Spring brings rabbits to our yard.
I used to give them names, but now they’re all Bob.
Bob shows up in March, lives under the shed
dines on my weeds, and grows long
in my smudged kitchen windows.
Every year there’s been a Bob, except the one after
we found bits of Bob’s litter. That summer I watched
cats instead: nosing the wild catnip, sunning in the un-
mown grass, stalking my geriatric indoor Tortie
through the glass, yellow eyes unflinching
to her neurotic trill.
I turned forty yesterday. I have mostly stopped
assigning meaning to the vagaries of animals — a bird
for instance, smacking into the door, is just a bad day
for the bird. But Bob returned, and though there was no

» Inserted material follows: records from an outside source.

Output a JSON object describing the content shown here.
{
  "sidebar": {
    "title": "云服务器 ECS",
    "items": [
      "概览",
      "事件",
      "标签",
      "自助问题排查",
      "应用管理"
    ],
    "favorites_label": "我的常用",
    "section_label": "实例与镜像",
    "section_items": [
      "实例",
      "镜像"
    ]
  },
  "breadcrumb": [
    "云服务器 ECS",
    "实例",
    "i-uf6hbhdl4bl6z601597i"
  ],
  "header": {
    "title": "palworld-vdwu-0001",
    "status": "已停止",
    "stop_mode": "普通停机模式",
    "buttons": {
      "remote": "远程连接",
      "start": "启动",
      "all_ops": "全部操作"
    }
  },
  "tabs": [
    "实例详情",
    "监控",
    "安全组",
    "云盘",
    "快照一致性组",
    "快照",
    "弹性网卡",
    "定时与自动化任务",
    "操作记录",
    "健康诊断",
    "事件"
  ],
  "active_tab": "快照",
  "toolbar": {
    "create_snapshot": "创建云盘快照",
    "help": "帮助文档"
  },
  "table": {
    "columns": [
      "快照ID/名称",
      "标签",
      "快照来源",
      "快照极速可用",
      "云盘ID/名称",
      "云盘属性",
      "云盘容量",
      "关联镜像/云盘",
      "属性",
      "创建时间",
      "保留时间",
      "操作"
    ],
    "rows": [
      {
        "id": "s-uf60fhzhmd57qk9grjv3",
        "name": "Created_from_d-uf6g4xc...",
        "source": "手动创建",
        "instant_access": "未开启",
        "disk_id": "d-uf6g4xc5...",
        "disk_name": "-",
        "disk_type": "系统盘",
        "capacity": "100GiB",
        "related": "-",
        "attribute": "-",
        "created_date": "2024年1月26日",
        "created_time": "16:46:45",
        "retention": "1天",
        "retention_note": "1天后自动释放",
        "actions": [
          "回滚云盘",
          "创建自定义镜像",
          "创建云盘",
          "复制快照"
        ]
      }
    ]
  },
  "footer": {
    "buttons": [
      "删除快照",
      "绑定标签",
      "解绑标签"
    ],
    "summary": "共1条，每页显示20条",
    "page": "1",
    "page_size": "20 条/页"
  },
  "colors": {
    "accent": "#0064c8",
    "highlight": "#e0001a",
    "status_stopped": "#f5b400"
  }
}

sign of the kits all through that fattening season, I couldn’t help
but think of augury last night, shouting into the dark
at the black neighborhood cat head-bobbing in the grass,
her slick haunch gliding away as I thundered, barefoot,
across the damp ground to find, once again, Bob’s
not under the shed but a not-deep-enough hole; not in pieces,
but perfect, tiny, eyes still closed, ears heart-breakingly long,
folded back, useless gray velvet between the fingers
of my inverted plastic-bag glove.
I buried them in the garbage can in an Almond Milk carton
with a paper towel shroud. I stood at the curb, on the cusp
of middle age thinking, Couldn’t you at least make her
work for it? What kind of mother makes her nest
an invitation in an open yard?
while across the street, Bob watched, eyes gleaming,
as if to say The trash can, the cat’s maw, woman —
what difference does it make?
[Written by Shannon Connor Winward.]